I had tried to convince myself that I hadn’t built my life around my parents.    My husband and I have built a good life.   We had made our own family.   Yet, I had stayed in the town I was raised in, and I had chosen to stay because of my parents.   I wanted my life built around them and made it so.   And now part of that was gone.

But I could see my father’s reflection everywhere.  It’s true that a reflection isn’t the same as the person, present and in the flesh.   But in many ways it took my father dying to really see who he was in life.   Parts of him, I hadn’t notice or understood became clearer.  My appreciation became deeper.  Of course, that comes with its own regrets but I’m guessing this kind of hindsight is pretty common.

And I started to think more about how I wanted to reflect him, intentionally.   Some of his best attributes were inside of me.    While he was alive, I didn’t need to tap into them much.   He was here and why settle for a student when the Master is present?   But with him gone, one way to truly honor him was to continue the good he had always done.

I had been trained my whole life for this.   By him.  By my mother.   He was gone but not forgotten.   So what could I do with those memories?   And how could I make peace with honoring him in a way that didn’t negate the fact that although he is in me, I am also a very different person from him.   I needed to accept that our goals could be the same while the way of achieving them could look very different.

But all that was just one more way of figuring out how to cope with the loss.

I imagine that when a landslide ends there is silence.   And then, slowly, evidence of life reappears.   The landscape has changed some, it looks less familiar but beauty will unfold again.  Birds start singing.  Flowers push through the new earth.

To live, stuck in the memory of the landslide would be to live forever trapped under a devastating force.    To live looking over my shoulder in anticipation of the next landslide would be to live in constant fear and dread.

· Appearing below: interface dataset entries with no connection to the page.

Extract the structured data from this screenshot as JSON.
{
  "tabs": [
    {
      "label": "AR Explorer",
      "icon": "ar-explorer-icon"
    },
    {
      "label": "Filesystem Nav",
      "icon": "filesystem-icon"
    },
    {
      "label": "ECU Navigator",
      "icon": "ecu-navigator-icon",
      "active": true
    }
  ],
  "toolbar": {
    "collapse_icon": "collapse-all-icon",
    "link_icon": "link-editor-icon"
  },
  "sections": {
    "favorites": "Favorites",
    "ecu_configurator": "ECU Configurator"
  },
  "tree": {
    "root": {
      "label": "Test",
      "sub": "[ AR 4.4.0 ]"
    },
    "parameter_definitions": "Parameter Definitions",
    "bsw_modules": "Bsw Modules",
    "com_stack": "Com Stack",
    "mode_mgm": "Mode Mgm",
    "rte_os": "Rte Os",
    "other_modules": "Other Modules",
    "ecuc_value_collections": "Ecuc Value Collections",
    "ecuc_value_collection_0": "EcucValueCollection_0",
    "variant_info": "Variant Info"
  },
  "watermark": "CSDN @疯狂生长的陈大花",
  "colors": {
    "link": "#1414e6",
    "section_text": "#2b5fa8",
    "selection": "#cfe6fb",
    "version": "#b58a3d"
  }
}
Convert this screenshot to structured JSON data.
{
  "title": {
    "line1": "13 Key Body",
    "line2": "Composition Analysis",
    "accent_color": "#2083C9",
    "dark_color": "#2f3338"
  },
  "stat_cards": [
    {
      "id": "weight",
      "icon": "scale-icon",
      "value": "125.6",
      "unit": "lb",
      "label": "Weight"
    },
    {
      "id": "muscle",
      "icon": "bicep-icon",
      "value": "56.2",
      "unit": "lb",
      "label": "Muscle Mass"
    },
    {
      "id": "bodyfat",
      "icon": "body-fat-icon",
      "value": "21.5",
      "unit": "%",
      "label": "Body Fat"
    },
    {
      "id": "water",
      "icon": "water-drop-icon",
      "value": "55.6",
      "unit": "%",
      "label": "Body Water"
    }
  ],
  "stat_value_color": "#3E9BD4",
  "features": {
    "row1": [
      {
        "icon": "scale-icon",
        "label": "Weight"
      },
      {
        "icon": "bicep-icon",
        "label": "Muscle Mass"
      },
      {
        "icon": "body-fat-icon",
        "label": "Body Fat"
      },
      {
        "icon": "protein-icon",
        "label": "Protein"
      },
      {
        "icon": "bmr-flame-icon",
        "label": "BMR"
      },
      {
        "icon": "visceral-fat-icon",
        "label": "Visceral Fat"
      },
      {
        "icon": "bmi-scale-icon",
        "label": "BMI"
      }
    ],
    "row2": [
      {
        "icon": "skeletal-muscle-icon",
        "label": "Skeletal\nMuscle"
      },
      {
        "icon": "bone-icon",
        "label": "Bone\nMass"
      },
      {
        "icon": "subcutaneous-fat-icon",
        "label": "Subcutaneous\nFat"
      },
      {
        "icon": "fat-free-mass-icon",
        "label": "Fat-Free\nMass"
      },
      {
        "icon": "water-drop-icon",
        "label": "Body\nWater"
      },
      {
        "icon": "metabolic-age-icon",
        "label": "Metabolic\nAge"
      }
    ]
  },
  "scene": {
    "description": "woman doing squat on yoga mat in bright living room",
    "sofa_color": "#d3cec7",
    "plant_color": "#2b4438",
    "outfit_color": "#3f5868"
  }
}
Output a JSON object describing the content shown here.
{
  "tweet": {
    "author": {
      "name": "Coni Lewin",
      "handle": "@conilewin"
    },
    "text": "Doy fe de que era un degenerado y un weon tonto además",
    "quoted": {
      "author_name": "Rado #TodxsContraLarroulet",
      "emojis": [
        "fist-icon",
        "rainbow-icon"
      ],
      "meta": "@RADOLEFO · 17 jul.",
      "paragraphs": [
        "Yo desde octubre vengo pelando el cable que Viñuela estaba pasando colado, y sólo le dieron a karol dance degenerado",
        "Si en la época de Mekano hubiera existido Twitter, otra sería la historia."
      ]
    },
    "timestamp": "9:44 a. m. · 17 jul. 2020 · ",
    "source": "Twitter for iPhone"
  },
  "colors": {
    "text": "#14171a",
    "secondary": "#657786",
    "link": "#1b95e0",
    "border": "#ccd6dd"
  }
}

But to see the landslide and to accept it, as both an ending and a new beginning – that is where both hope and life are found.